Task brief →
Scan the entries for lines with the word "name" and copy those lines.

Data shown →
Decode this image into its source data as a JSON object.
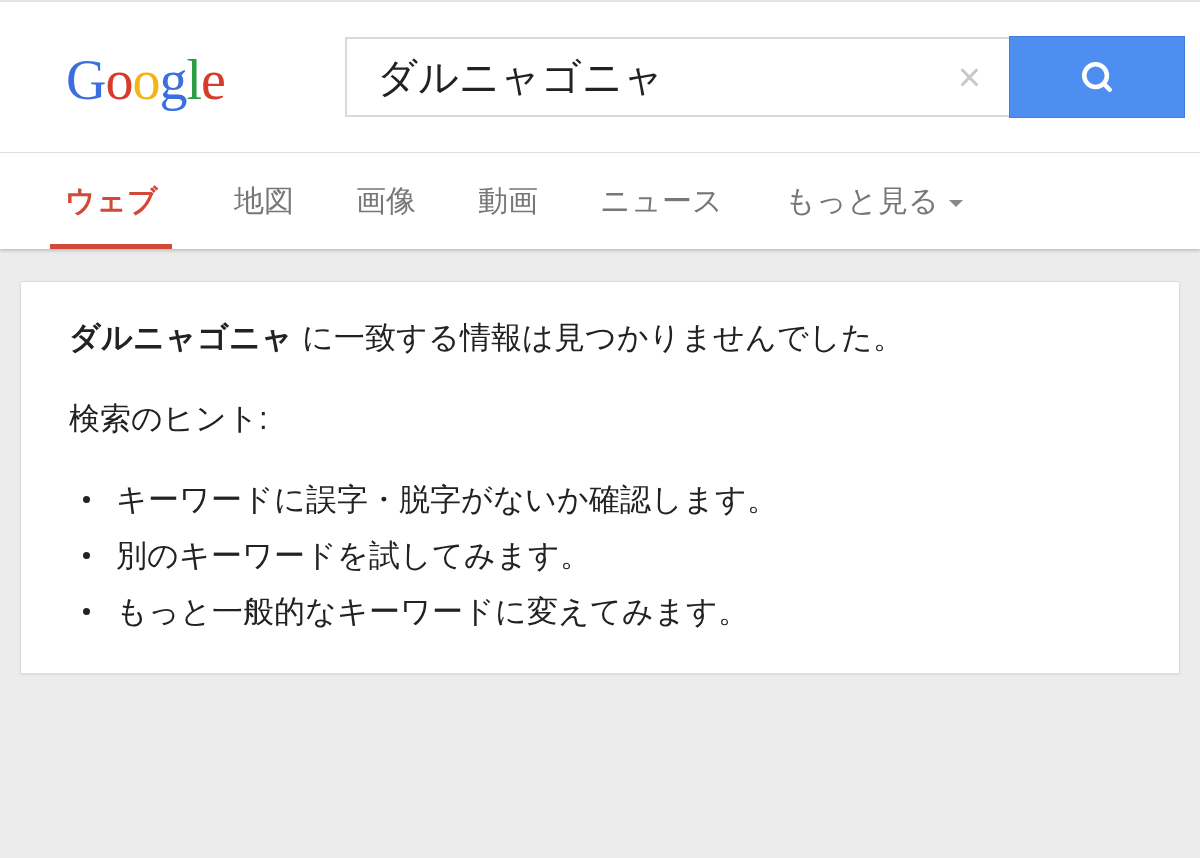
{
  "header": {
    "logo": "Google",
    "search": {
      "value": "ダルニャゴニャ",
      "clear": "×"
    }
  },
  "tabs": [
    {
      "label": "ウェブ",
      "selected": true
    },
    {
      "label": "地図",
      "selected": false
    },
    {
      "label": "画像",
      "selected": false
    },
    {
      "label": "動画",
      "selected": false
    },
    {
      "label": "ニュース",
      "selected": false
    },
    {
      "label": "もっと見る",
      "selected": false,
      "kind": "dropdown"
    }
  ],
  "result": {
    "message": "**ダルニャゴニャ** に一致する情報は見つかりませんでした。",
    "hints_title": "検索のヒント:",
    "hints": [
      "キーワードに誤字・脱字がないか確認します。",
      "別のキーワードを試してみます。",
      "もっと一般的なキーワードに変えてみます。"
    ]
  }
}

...

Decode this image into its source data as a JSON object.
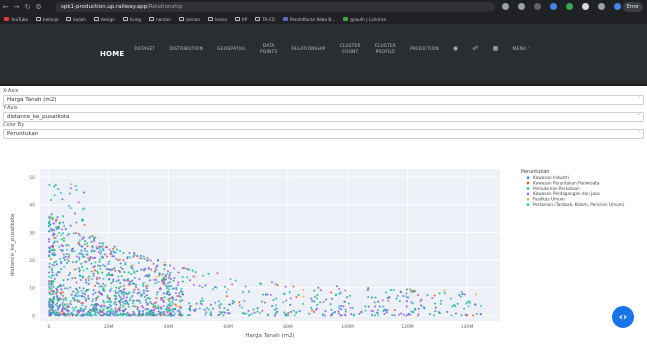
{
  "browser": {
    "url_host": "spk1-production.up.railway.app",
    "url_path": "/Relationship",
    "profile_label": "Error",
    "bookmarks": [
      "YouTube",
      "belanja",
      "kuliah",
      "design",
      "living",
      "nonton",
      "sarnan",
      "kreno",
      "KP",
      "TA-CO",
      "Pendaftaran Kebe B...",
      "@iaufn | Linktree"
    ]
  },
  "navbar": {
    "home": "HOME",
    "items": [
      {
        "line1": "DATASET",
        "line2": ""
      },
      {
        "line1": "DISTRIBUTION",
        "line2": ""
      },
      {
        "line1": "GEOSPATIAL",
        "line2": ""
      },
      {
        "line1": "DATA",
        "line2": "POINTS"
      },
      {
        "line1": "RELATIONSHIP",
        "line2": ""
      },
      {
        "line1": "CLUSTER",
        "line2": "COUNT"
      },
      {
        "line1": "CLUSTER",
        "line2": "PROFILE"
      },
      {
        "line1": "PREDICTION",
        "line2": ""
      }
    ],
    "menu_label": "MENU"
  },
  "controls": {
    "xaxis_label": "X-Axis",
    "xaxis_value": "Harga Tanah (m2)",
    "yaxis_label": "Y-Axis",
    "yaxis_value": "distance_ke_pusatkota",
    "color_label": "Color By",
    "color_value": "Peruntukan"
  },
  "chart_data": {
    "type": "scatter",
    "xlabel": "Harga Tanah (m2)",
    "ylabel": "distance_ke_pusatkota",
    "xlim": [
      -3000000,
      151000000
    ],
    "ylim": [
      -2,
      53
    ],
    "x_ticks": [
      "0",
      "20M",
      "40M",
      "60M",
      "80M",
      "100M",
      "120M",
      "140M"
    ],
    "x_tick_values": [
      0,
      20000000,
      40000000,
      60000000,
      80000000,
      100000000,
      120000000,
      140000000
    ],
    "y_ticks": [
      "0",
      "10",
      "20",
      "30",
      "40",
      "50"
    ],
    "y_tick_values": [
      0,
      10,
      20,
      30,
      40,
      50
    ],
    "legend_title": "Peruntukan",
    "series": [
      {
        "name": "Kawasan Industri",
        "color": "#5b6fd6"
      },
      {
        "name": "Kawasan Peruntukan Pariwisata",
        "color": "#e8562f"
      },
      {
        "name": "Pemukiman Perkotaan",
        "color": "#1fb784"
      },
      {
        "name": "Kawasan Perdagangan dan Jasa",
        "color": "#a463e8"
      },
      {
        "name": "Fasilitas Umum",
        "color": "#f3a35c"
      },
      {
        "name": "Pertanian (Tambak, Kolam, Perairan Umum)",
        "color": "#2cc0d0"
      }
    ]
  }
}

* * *

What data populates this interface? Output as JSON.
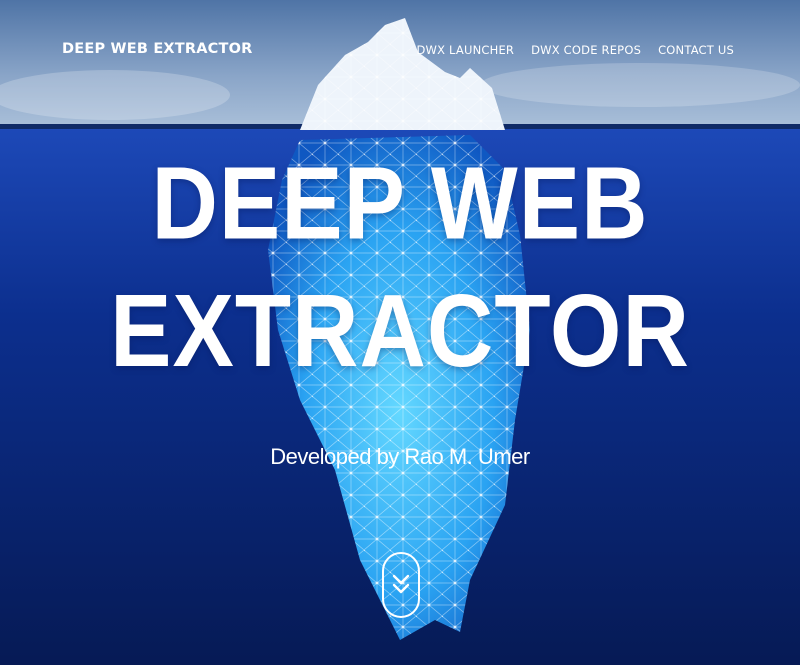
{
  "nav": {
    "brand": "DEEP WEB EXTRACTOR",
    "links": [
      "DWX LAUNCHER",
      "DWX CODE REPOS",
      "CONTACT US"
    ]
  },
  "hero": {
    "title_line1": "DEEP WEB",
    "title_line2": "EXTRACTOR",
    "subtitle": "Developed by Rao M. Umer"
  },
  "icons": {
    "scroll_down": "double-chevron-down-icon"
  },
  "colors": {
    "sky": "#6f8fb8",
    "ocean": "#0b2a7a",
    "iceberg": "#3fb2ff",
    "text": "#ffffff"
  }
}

Task output →
        "name": "Kawasan Industri",
        "name": "Kawasan Peruntukan Pariwisata",
        "name": "Pemukiman Perkotaan",
        "name": "Kawasan Perdagangan dan Jasa",
        "name": "Fasilitas Umum",
        "name": "Pertanian (Tambak, Kolam, Perairan Umum)",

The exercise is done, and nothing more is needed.